This is an interesting choice: Right to Rise, the mammoth pro-Jeb Bush super PAC, released an ad focusing on all the stuff he vetoed as Governor of Florida. It’s has the effect of making him look like a bit of a douche. Just a touch.
The ad focuses on a nickname Jeb’s evidently quite proud of, “Veto Corleone,” so named because of his drastic cuts to the state budget:
“If he didn’t like a project, it was going to be vetoed,” says a lobbyist, sunnily.
“If he saw something in the budget that he thought violated his conservative principles, you could guarantee it was gonna get whacked,” says former House Speaker Will Weatherford
“He voted a bunch of my stuff!” says Toni Jennings, Florida’s former lieutenant governor (appointed by Bush) and, prior to that, the Florida Senate President.
“The message to Washington D.C. is get ready,” says another lobbyist, sounding maybe a touch less than overjoyed. “Because there will be change.”
The Godfather-esque nickname and Bush’s fondness for budget cuts are real things. So deep was his ardor for slashing the budget, as Politifact pointed out, that it, uh, veered into the unconstitional:
The Senate was so angry about the cuts, they sued Bush over his partial veto of funding for an extended school year. The Florida Supreme Court eventually ruled Bush defied the state Constitution by cutting $16 million out of a $40 million appropriation to keep schools open longer.
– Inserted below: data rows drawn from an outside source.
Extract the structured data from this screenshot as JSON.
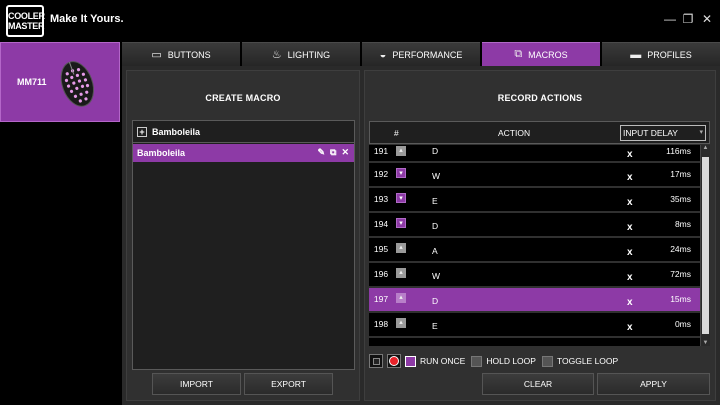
{
  "app": {
    "logo_text": "COOLER MASTER",
    "tagline": "Make It Yours."
  },
  "window_controls": {
    "minimize": "—",
    "restore": "❐",
    "close": "✕"
  },
  "device": {
    "name": "MM711"
  },
  "tabs": [
    {
      "label": "BUTTONS",
      "icon": "mouse-icon",
      "glyph": "▭",
      "active": false
    },
    {
      "label": "LIGHTING",
      "icon": "bulb-icon",
      "glyph": "♨",
      "active": false
    },
    {
      "label": "PERFORMANCE",
      "icon": "gauge-icon",
      "glyph": "◒",
      "active": false
    },
    {
      "label": "MACROS",
      "icon": "macro-icon",
      "glyph": "⧉",
      "active": true
    },
    {
      "label": "PROFILES",
      "icon": "folder-icon",
      "glyph": "▬",
      "active": false
    }
  ],
  "create_macro": {
    "title": "CREATE MACRO",
    "group_label": "Bamboleila",
    "items": [
      "Bamboleila"
    ],
    "import_label": "IMPORT",
    "export_label": "EXPORT"
  },
  "record_actions": {
    "title": "RECORD ACTIONS",
    "columns": {
      "num": "#",
      "action": "ACTION",
      "delay": "INPUT DELAY"
    },
    "rows": [
      {
        "num": "191",
        "dir": "up",
        "key": "D",
        "delay": "116ms"
      },
      {
        "num": "192",
        "dir": "down",
        "key": "W",
        "delay": "17ms"
      },
      {
        "num": "193",
        "dir": "down",
        "key": "E",
        "delay": "35ms"
      },
      {
        "num": "194",
        "dir": "down",
        "key": "D",
        "delay": "8ms"
      },
      {
        "num": "195",
        "dir": "up",
        "key": "A",
        "delay": "24ms"
      },
      {
        "num": "196",
        "dir": "up",
        "key": "W",
        "delay": "72ms"
      },
      {
        "num": "197",
        "dir": "up",
        "key": "D",
        "delay": "15ms",
        "selected": true
      },
      {
        "num": "198",
        "dir": "up",
        "key": "E",
        "delay": "0ms"
      }
    ],
    "delete_glyph": "x",
    "run_once_label": "RUN ONCE",
    "hold_loop_label": "HOLD LOOP",
    "toggle_loop_label": "TOGGLE LOOP",
    "clear_label": "CLEAR",
    "apply_label": "APPLY"
  },
  "colors": {
    "accent": "#8d3aa6",
    "record": "#e8232a"
  }
}
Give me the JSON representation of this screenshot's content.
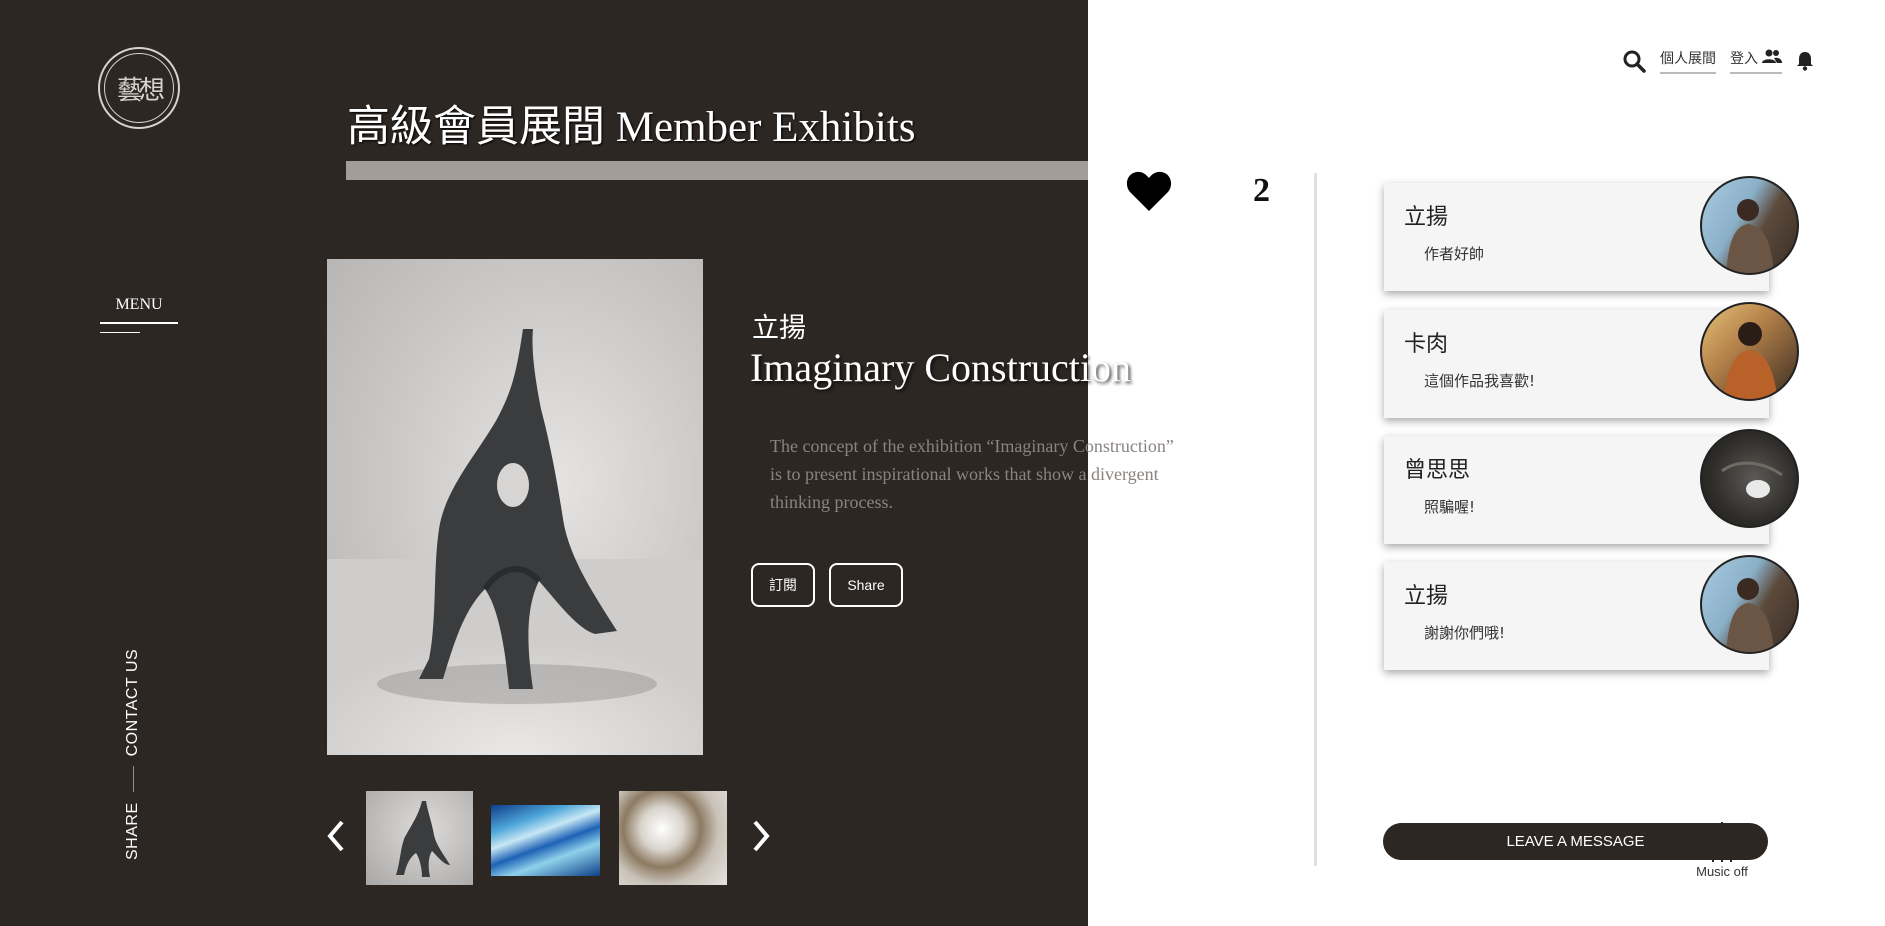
{
  "sidebar": {
    "logo_text": "藝想",
    "menu_label": "MENU",
    "contact_label": "CONTACT US",
    "share_label": "SHARE"
  },
  "header": {
    "title": "高級會員展間 Member Exhibits",
    "nav": {
      "personal_exhibit": "個人展間",
      "login": "登入"
    },
    "icons": [
      "search-icon",
      "users-icon",
      "bell-icon"
    ]
  },
  "exhibit": {
    "artist": "立揚",
    "title": "Imaginary Construction",
    "description": "The concept of the exhibition “Imaginary Construction” is to present inspirational works that show a divergent thinking process.",
    "subscribe_label": "訂閱",
    "share_label": "Share",
    "thumbnails": [
      "thumbnail-sculpture",
      "thumbnail-blue-glass",
      "thumbnail-wave"
    ]
  },
  "likes": {
    "count": "2",
    "icon": "heart-icon"
  },
  "comments": [
    {
      "name": "立揚",
      "text": "作者好帥"
    },
    {
      "name": "卡肉",
      "text": "這個作品我喜歡!"
    },
    {
      "name": "曾思思",
      "text": "照騙喔!"
    },
    {
      "name": "立揚",
      "text": "謝謝你們哦!"
    }
  ],
  "footer": {
    "leave_message_label": "LEAVE A MESSAGE",
    "music_label": "Music off"
  },
  "colors": {
    "dark_panel": "#2d2724",
    "title_bar": "#a29d99",
    "accent": "#a08a6e"
  }
}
They said he either had to cut all of the program or none of it.
(He also, as a fairly scathing New York magazine profile points out, vetoed $2 million breast cancer research. )
It’s also a weird thing to focus on, again as Politifact noted, because the President of the United State doesn’t get to take a red pen to things. He either approves or denies a piece of legislation.
But anyway, we’re clearly not Jeb’s target audience, and perhaps they respond to a leader who’s so unable to work with the other branches of government that they end up suing him in frustration. That works. Right to Rise will be spending some $25 million on an ad blitz targeting early primary states like Iowa and New Hampshire.
Bush at a college football game in Tennesee, October 10, 2015. Photo via AP Images